The aim of this study was to determine whether visualization of the back influenced parameters of movement-related pain in people with chronic nonspecific low back pain.
We used a randomized cross-over experiment in which 25 participants performed repeated lumbar spine movements under 2 conditions. In the visual feedback condition, patients were able to visualize their back as it moved by the use of mirrors. In the control condition, the mirror was covered so no visualization of the back was possible.
The average postmovement pain intensity after participants had moved with visual feedback was less (35.5±22.8 mm) than when they moved without visual feedback (44.7±26.0 mm). This difference was statistically significant (mean difference=9.3, 95% confidence interval: 2.8-15.7 F(1,22)=8.82, P=0.007). The average time to ease after participants had moved with visual feedback was shorter (44.5 s±53.8) than when they moved without visual feedback (94.4 s±80.7). This difference was also statistically significantly (mean difference=49.9, 95% confidence interval: 19.3-80.6, F(1,22)=8.82, P=0.003).

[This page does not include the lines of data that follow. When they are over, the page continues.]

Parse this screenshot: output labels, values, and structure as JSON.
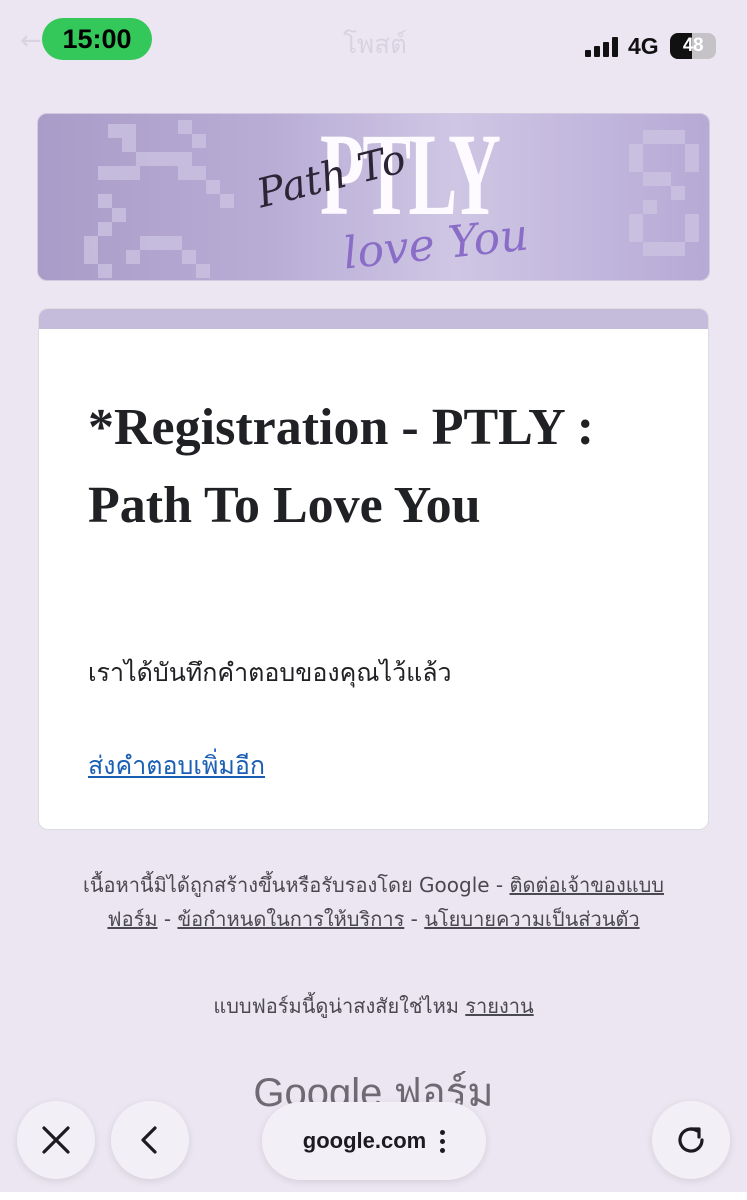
{
  "status_bar": {
    "time": "15:00",
    "page_title": "โพสต์",
    "network": "4G",
    "battery": "48",
    "battery_level": 0.48
  },
  "banner": {
    "logo_text": "PTLY",
    "script_line_1": "Path To",
    "script_line_2": "love You"
  },
  "card": {
    "title": "*Registration - PTLY : Path To Love You",
    "message": "เราได้บันทึกคำตอบของคุณไว้แล้ว",
    "link": "ส่งคำตอบเพิ่มอีก"
  },
  "footer": {
    "disclaimer": "เนื้อหานี้มิได้ถูกสร้างขึ้นหรือรับรองโดย Google -",
    "contact_link": "ติดต่อเจ้าของแบบฟอร์ม",
    "terms_link": "ข้อกำหนดในการให้บริการ",
    "privacy_link": "นโยบายความเป็นส่วนตัว",
    "separator": "-",
    "suspicious_text": "แบบฟอร์มนี้ดูน่าสงสัยใช่ไหม",
    "report_link": "รายงาน",
    "brand": "Google ฟอร์ม"
  },
  "browser_bar": {
    "url": "google.com"
  },
  "colors": {
    "accent": "#c5bbdb",
    "link": "#1a5fb4",
    "background": "#ece6f2",
    "time_pill": "#34c759"
  }
}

Patients with chronic nonspecific low back pain reported less increase in pain and faster resolution of pain when moving in an environment that enabled them to visualize their back. This is consistent with emerging research on the use of mirror visual feedback in other long-standing pain problems and suggests that similar lines of inquiry may be worth pursuing in the chronic nonspecific low back pain population.
*School of Physiotherapy, University of Notre Dame Australia, Fremantle
†Sir Charles Gairdner Hospital
‡School of Physiotherapy, Curtin University
§School of Medicine and Pharmacology, University of Western Australia
∥Department of Pain Management, Sir Charles Gairdner Hospital, Perth, WA
#Sansom Institute for Health Research, University of South Australia, Adelaide, SA
**Neuroscience Research Australia, Sydney, NSW, Australia
¶Centre for Research in Rehabilitation, School of Health Sciences and Social Care, Brunel University, Uxbridge, UK
No funds were received in support of this work. No benefits in any form have been or will be received from a commercial party related directly or indirectly to the subjects of this manuscript. G.L.M. is supported by the National Health & Medical Research Council of Australia (ID 579010). The authors declare no conflict of interest.
Reprints: Benedict Martin Wand, PhD, School of Physiotherapy, University of Notre Dame Australia, 19 Mouat Street Fremantle, WA 6959, Australia (e-mail: firstname.lastname@example.org).
Received March 15, 2011
Accepted October 14, 2011